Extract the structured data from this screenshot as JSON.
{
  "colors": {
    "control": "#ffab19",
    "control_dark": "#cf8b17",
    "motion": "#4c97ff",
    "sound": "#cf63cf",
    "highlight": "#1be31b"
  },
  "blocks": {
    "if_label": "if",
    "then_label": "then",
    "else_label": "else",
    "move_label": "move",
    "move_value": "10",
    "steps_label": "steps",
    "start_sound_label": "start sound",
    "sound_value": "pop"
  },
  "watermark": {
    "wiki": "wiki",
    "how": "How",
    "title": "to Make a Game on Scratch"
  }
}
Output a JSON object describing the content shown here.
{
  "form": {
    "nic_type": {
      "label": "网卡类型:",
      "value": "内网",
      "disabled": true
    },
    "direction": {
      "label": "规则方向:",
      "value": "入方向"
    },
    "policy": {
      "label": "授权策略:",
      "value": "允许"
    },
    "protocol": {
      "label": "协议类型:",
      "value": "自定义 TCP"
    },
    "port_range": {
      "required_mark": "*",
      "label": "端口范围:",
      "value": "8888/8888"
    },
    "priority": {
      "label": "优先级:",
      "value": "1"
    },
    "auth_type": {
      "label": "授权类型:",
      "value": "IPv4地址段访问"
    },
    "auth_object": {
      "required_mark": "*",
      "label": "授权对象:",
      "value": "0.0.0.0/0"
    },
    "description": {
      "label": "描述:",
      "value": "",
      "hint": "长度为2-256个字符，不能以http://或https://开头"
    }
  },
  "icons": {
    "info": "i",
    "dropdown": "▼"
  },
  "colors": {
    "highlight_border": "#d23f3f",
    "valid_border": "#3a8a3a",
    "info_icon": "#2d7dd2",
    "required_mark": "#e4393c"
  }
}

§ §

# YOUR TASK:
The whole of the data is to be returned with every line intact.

# OUTPUT:
Extract the structured data from this screenshot as JSON.
{
  "colors": {
    "control": "#ffab19",
    "control_dark": "#cf8b17",
    "motion": "#4c97ff",
    "sound": "#cf63cf",
    "highlight": "#1be31b"
  },
  "blocks": {
    "if_label": "if",
    "then_label": "then",
    "else_label": "else",
    "move_label": "move",
    "move_value": "10",
    "steps_label": "steps",
    "start_sound_label": "start sound",
    "sound_value": "pop"
  },
  "watermark": {
    "wiki": "wiki",
    "how": "How",
    "title": "to Make a Game on Scratch"
  }
}
Output a JSON object describing the content shown here.
{
  "form": {
    "nic_type": {
      "label": "网卡类型:",
      "value": "内网",
      "disabled": true
    },
    "direction": {
      "label": "规则方向:",
      "value": "入方向"
    },
    "policy": {
      "label": "授权策略:",
      "value": "允许"
    },
    "protocol": {
      "label": "协议类型:",
      "value": "自定义 TCP"
    },
    "port_range": {
      "required_mark": "*",
      "label": "端口范围:",
      "value": "8888/8888"
    },
    "priority": {
      "label": "优先级:",
      "value": "1"
    },
    "auth_type": {
      "label": "授权类型:",
      "value": "IPv4地址段访问"
    },
    "auth_object": {
      "required_mark": "*",
      "label": "授权对象:",
      "value": "0.0.0.0/0"
    },
    "description": {
      "label": "描述:",
      "value": "",
      "hint": "长度为2-256个字符，不能以http://或https://开头"
    }
  },
  "icons": {
    "info": "i",
    "dropdown": "▼"
  },
  "colors": {
    "highlight_border": "#d23f3f",
    "valid_border": "#3a8a3a",
    "info_icon": "#2d7dd2",
    "required_mark": "#e4393c"
  }
}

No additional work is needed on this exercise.